++++ INPUT FOR THIS TASK
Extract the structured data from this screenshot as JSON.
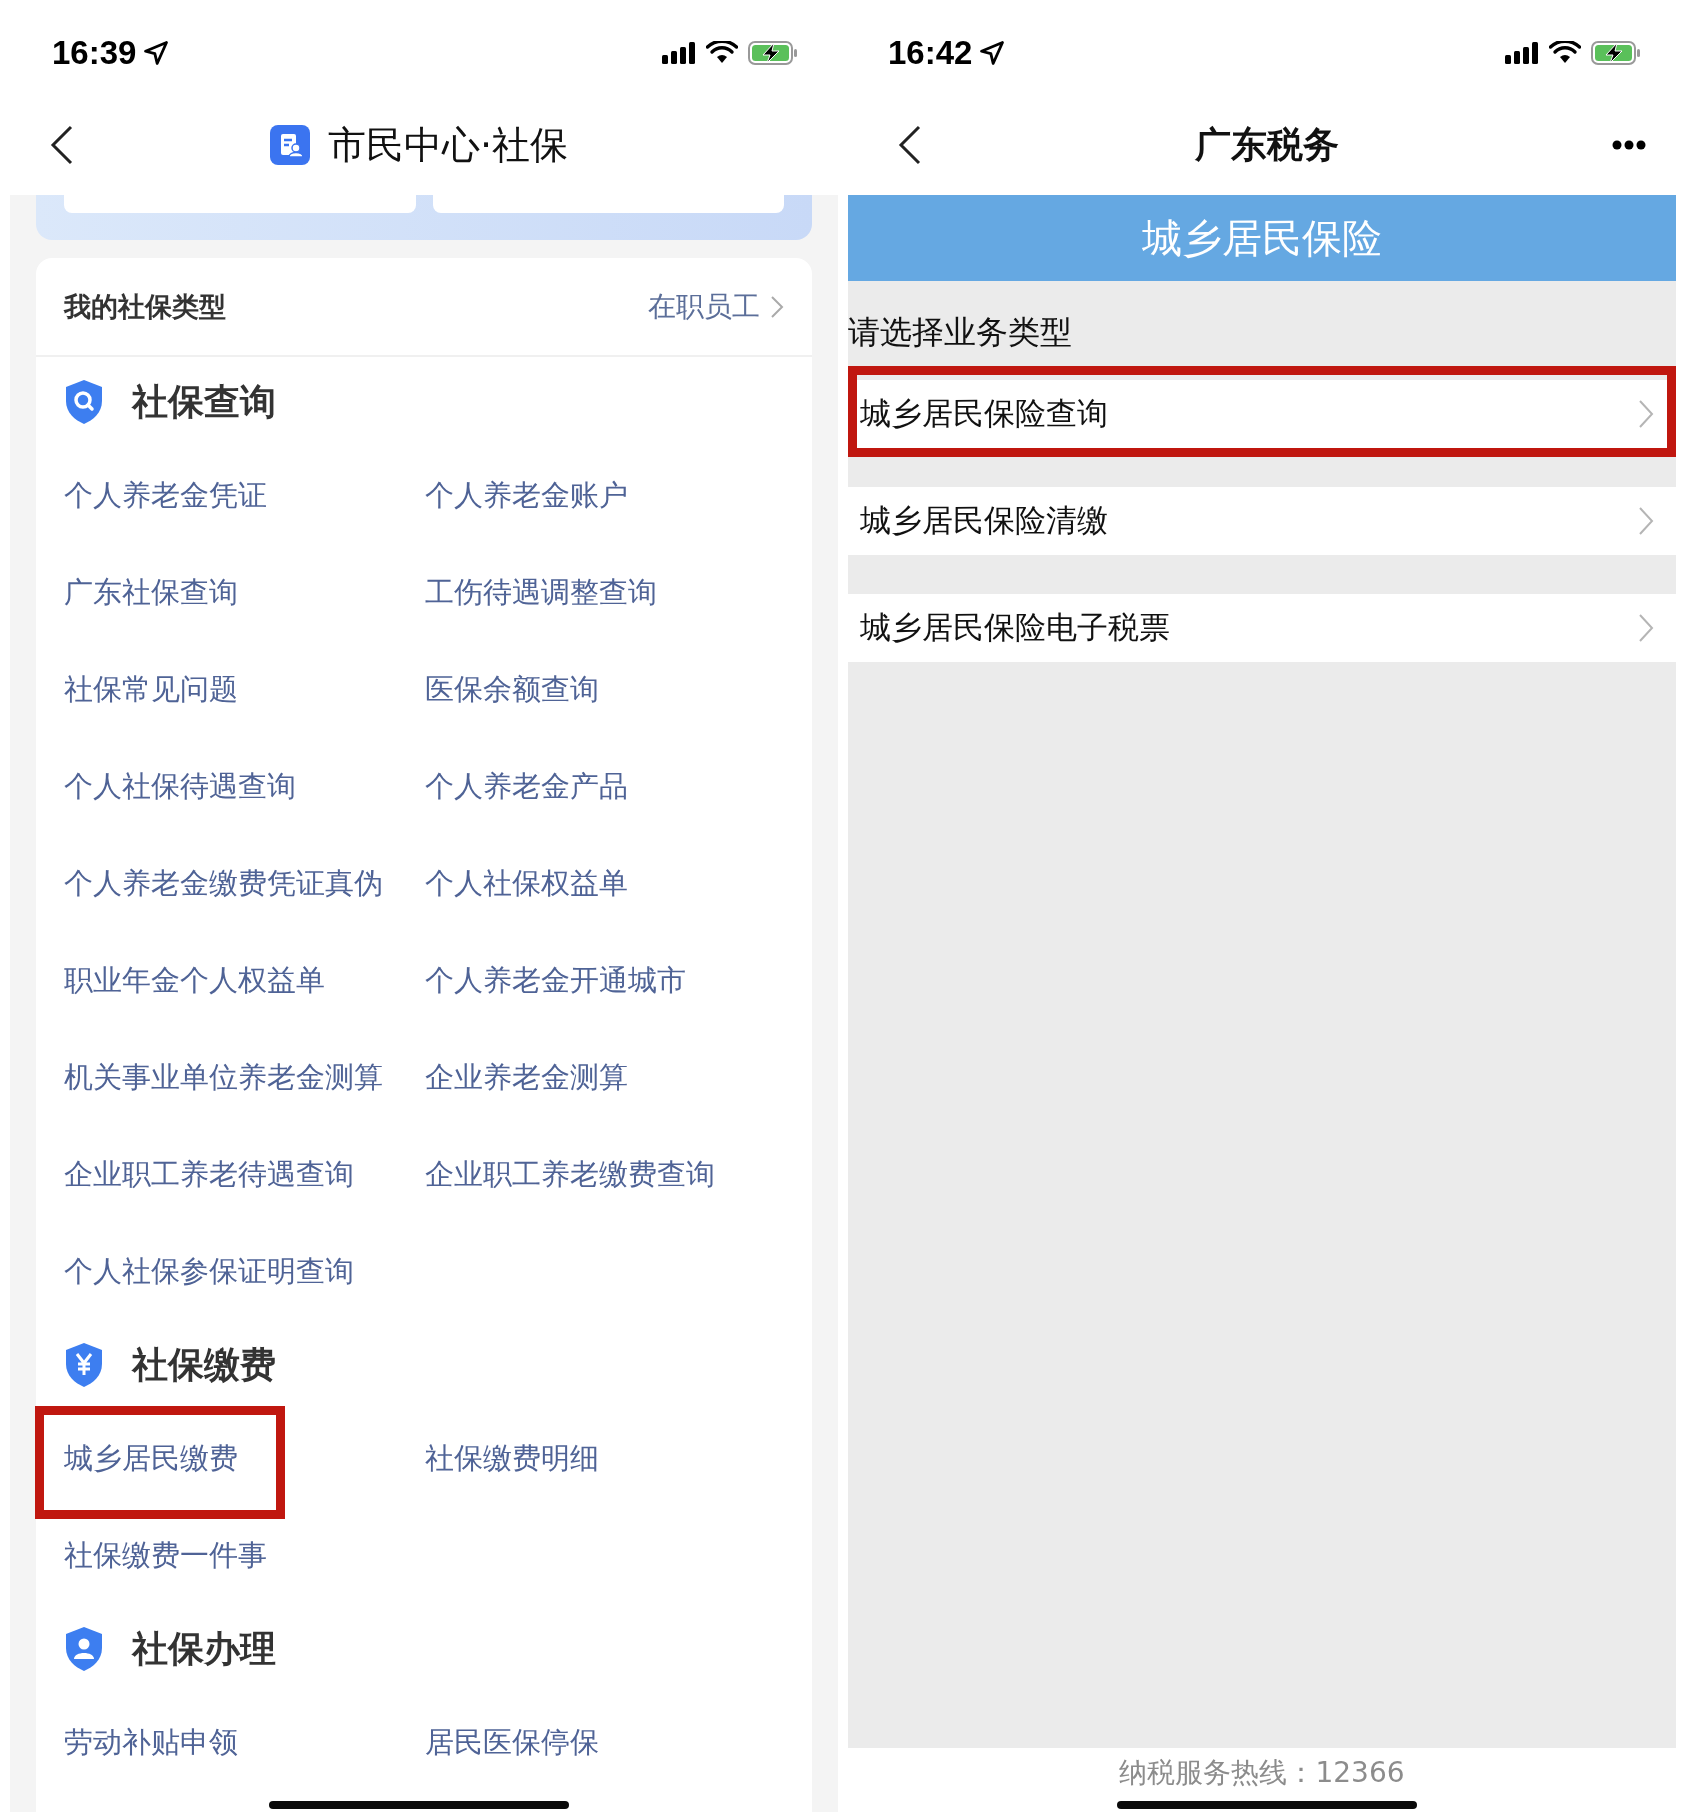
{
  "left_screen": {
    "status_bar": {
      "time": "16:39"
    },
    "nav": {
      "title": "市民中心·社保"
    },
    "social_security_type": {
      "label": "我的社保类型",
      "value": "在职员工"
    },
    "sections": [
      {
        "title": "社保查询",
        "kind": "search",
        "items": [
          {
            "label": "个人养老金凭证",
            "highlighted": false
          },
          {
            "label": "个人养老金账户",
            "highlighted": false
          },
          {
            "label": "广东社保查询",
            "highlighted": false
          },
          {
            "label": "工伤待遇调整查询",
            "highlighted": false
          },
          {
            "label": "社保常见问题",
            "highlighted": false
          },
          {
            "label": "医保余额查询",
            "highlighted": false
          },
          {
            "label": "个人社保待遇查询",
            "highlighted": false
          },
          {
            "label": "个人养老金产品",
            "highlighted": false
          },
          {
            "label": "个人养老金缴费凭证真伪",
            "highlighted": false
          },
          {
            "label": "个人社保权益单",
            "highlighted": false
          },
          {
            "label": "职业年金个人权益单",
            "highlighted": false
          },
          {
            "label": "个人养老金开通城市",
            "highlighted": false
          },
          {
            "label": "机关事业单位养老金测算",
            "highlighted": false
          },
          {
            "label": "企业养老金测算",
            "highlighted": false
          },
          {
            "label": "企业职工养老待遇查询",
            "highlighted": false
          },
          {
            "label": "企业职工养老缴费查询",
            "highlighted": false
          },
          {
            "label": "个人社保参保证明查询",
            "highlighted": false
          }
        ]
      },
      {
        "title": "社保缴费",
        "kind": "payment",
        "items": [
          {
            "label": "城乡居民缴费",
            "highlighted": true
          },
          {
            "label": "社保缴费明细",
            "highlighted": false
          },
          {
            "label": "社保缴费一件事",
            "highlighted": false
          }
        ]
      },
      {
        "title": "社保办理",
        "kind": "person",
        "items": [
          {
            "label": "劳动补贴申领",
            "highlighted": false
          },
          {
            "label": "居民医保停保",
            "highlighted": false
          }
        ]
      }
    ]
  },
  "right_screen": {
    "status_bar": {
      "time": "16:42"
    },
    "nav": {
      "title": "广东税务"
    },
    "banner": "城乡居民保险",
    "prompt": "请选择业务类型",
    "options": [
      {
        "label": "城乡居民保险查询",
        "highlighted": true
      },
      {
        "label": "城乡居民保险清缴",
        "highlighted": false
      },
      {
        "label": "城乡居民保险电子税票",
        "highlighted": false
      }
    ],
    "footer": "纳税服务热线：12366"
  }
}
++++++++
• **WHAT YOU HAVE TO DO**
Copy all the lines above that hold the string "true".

• **EXERCISE ANSWER**
            "highlighted": true
        "highlighted": true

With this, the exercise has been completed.